I cannot feel myself as a missionary, I cannot pull up reserves of empathy for that state.
Now will you not see that my God is a better God than yours
Or at least, not the state of the missionary that believes in his work. The missionary who is full of doubt is another matter.
but he felt a deep reluctance to saying it
I have lost Him. I lost Him.
The voices of the missionaries remain, in their letters and notes and the records of the overarching agencies for whom they acted. Their voices, their impact or what they are impress upon the images in the Dossier. None of these images is free from the gaze of the empire.
they are gone/ they are gone from life
But the voices of those within this, the aboriginal people taken into the fold,
compulsion, duress, undue influence
the children just when they are brought in, before they realized themselves members of a Stolen Generation
Everything’s gone, the loss of your
all these things
Their voices are lost. The sound vanishes and what they were inside of themselves, in the moment, at that time, is gone. Because of what you become when you are inside of something, and placed within it by the culture that creates the documentation.

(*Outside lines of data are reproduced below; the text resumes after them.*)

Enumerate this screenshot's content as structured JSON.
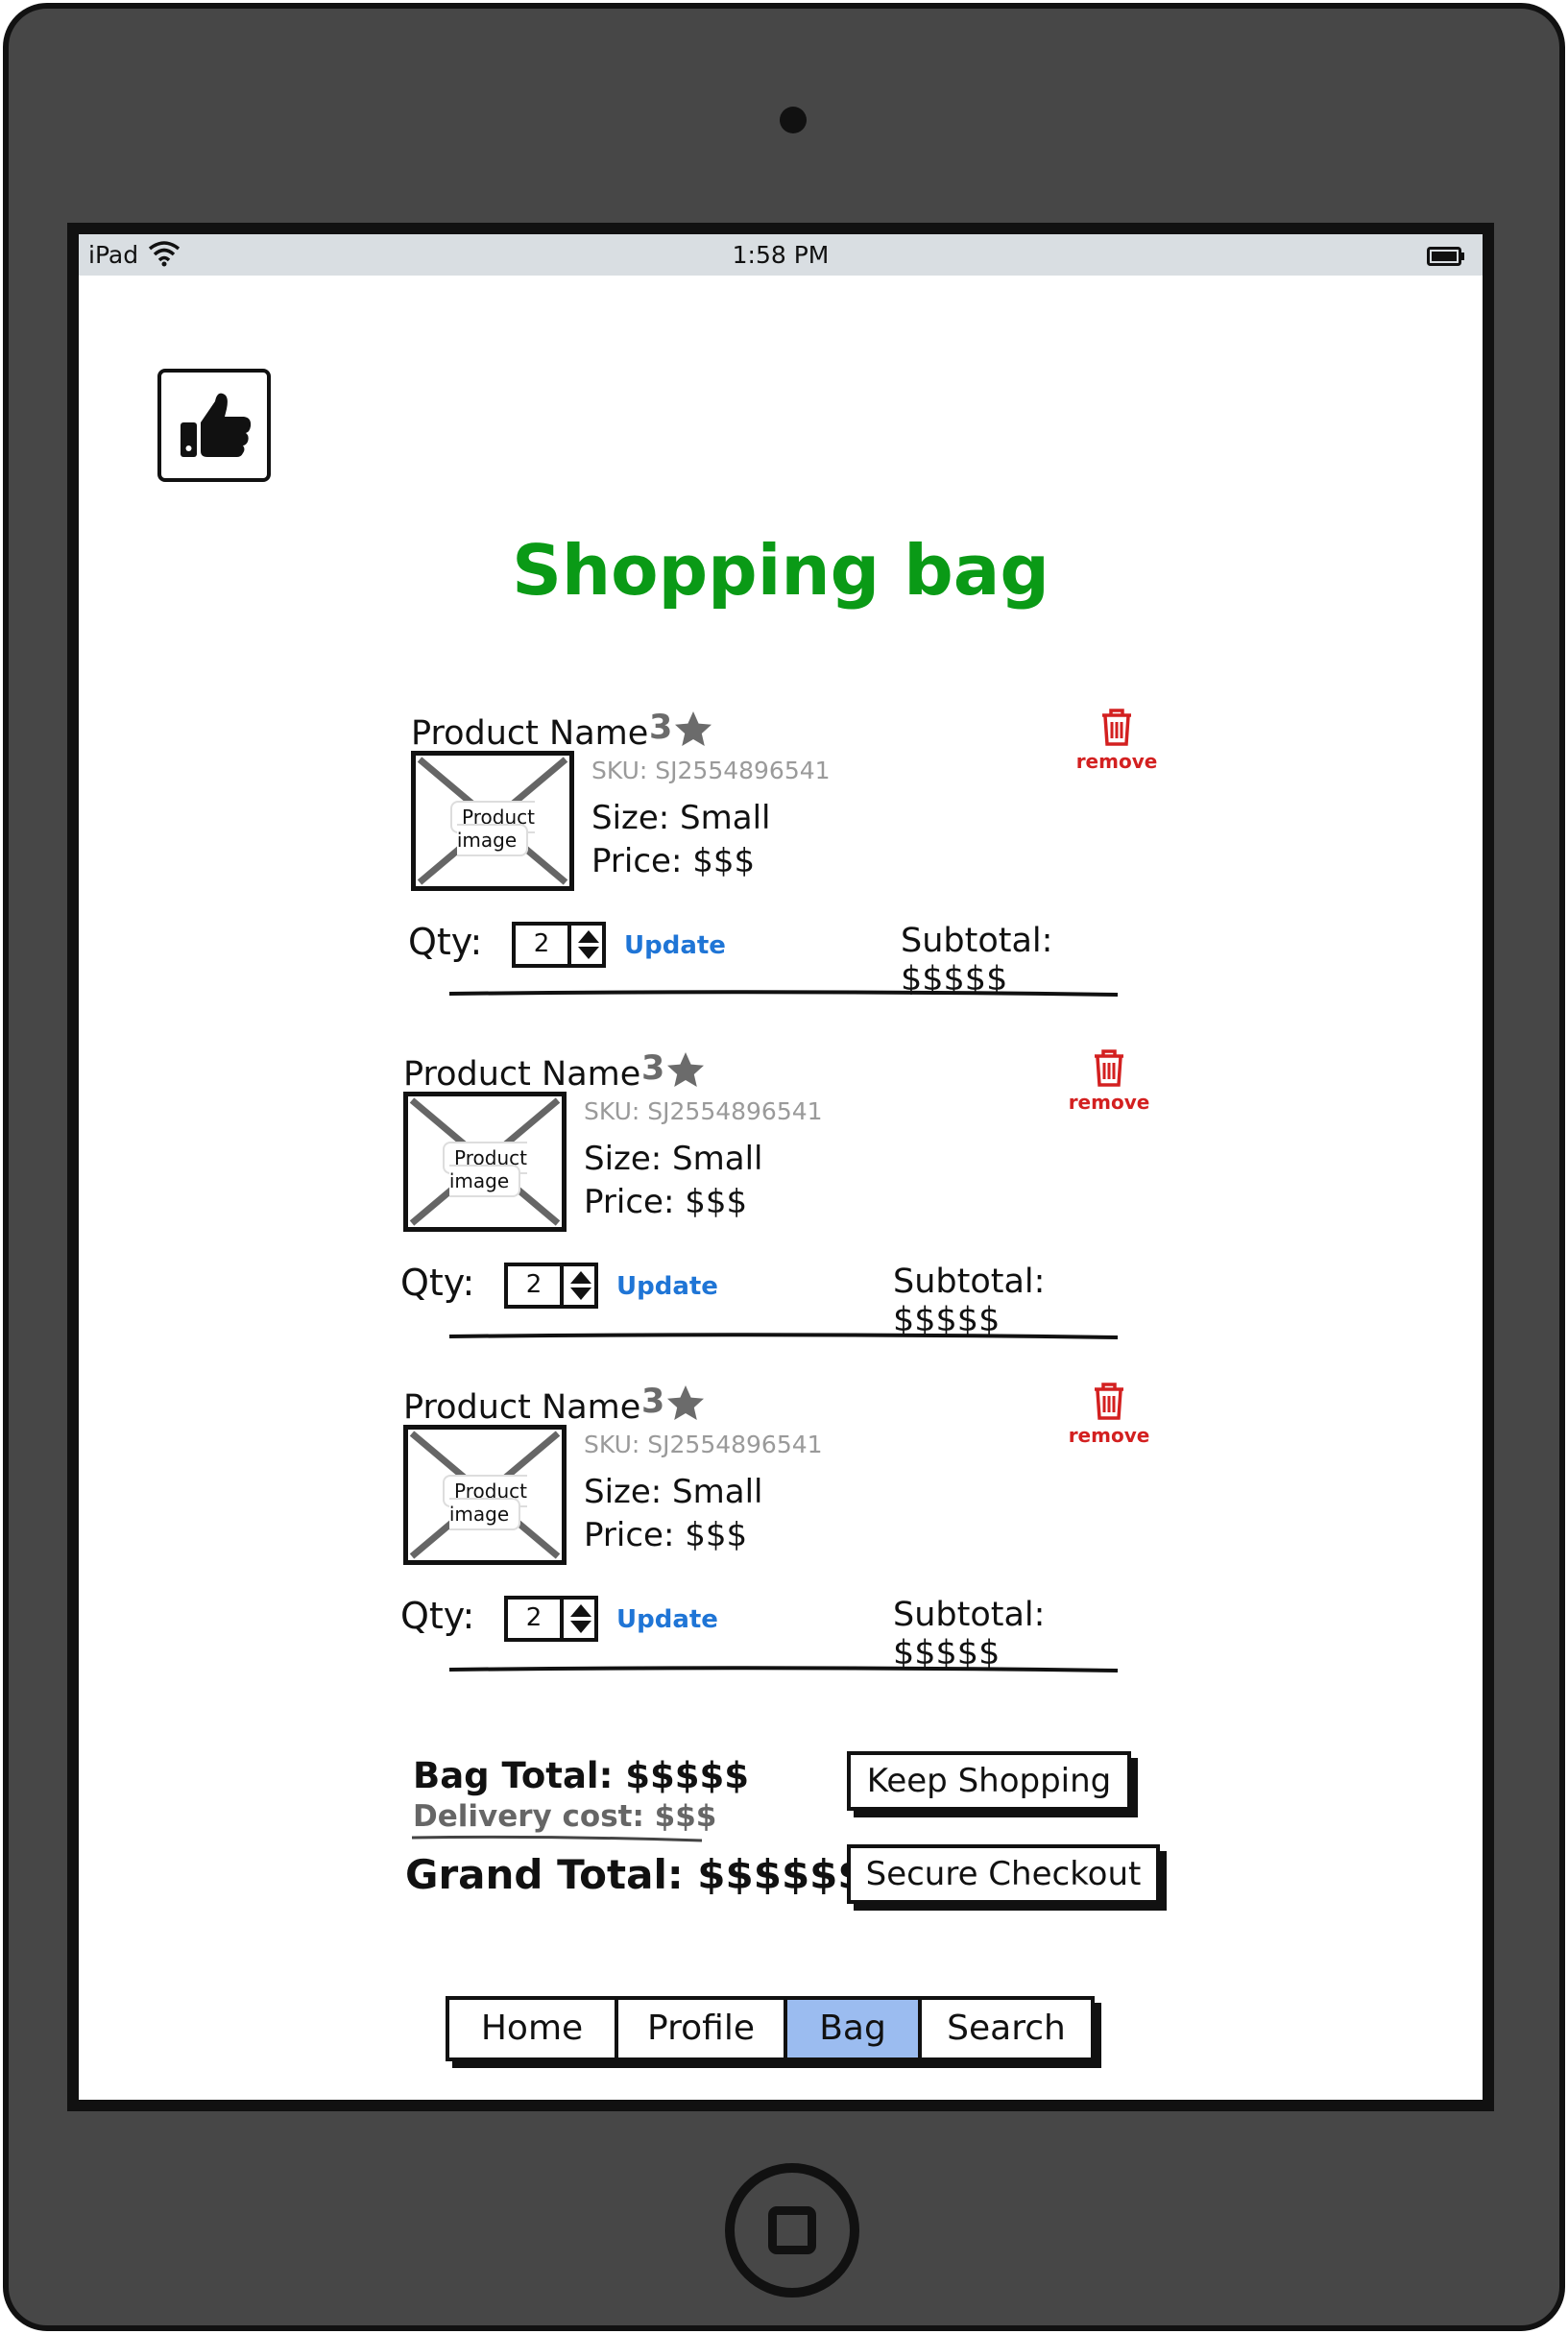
{
  "status_bar": {
    "device": "iPad",
    "time": "1:58 PM"
  },
  "header": {
    "title": "Shopping bag"
  },
  "items": [
    {
      "name": "Product Name",
      "rating": "3",
      "remove_label": "remove",
      "image_label": "Product image",
      "sku": "SKU: SJ2554896541",
      "size": "Size: Small",
      "price": "Price: $$$",
      "qty_label": "Qty:",
      "qty": "2",
      "update_label": "Update",
      "subtotal": "Subtotal: $$$$$"
    },
    {
      "name": "Product Name",
      "rating": "3",
      "remove_label": "remove",
      "image_label": "Product image",
      "sku": "SKU: SJ2554896541",
      "size": "Size: Small",
      "price": "Price: $$$",
      "qty_label": "Qty:",
      "qty": "2",
      "update_label": "Update",
      "subtotal": "Subtotal: $$$$$"
    },
    {
      "name": "Product Name",
      "rating": "3",
      "remove_label": "remove",
      "image_label": "Product image",
      "sku": "SKU: SJ2554896541",
      "size": "Size: Small",
      "price": "Price: $$$",
      "qty_label": "Qty:",
      "qty": "2",
      "update_label": "Update",
      "subtotal": "Subtotal: $$$$$"
    }
  ],
  "summary": {
    "bag_total": "Bag Total: $$$$$",
    "delivery": "Delivery cost: $$$",
    "grand_total": "Grand Total: $$$$$$",
    "keep_shopping": "Keep Shopping",
    "checkout": "Secure Checkout"
  },
  "tabs": [
    {
      "label": "Home",
      "active": false
    },
    {
      "label": "Profile",
      "active": false
    },
    {
      "label": "Bag",
      "active": true
    },
    {
      "label": "Search",
      "active": false
    }
  ],
  "colors": {
    "title": "#0a9a16",
    "remove": "#d32020",
    "link": "#1f75d6",
    "active_tab": "#9bbcf0",
    "device": "#474747"
  },
  "icons": {
    "like": "thumbs-up-icon",
    "remove": "trash-icon",
    "rating": "star-icon",
    "wifi": "wifi-icon",
    "battery": "battery-icon"
  }
}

not to talk that language, that it’s devil’s language.
So, perhaps it is easier for me to be in the place of the doubting missionary, because that is how the history is written and how our eyes are tuned. And of course because the line of my ancestry travels straight back to Great Britain (and Germany, though that’s another story).
wiped out all our language that we knew.
but the missionary’s voice is not the one I want– I desperately want those lost voices.
The only time I was happy is when my father or mother would come into the mission and see me
we can see…hold their hands
they were lovely moments
From the Apology Given by Prime Minister Kevin Rudd in 2008:
We apologise for the laws and policies of successive Parliaments and governments that have inflicted profound grief, suffering and loss on these our fellow Australians.
We apologise especially for the removal of Aboriginal and Torres Strait Islander children from their families, their communities and their country.
For the pain, suffering and hurt of these Stolen Generations, their descendants and for their families left behind, we say sorry.
To the mothers and the fathers, the brothers and the sisters, for the breaking up of families and communities, we say sorry.
Quotes are from Erving Goffman, Angela Middleton, Jonathan Edwards, Sylvia Townsend Warner, The Archbishop of Brisbane, Lyn Austin, Elsie Roughsey and the testimony of an Aboriginal woman forcibly removed from her parents a from the Australian Human Rights Commission’s “National Inquiry into the Separation of Aboriginal and Torres Strait Islander Children from their Families.”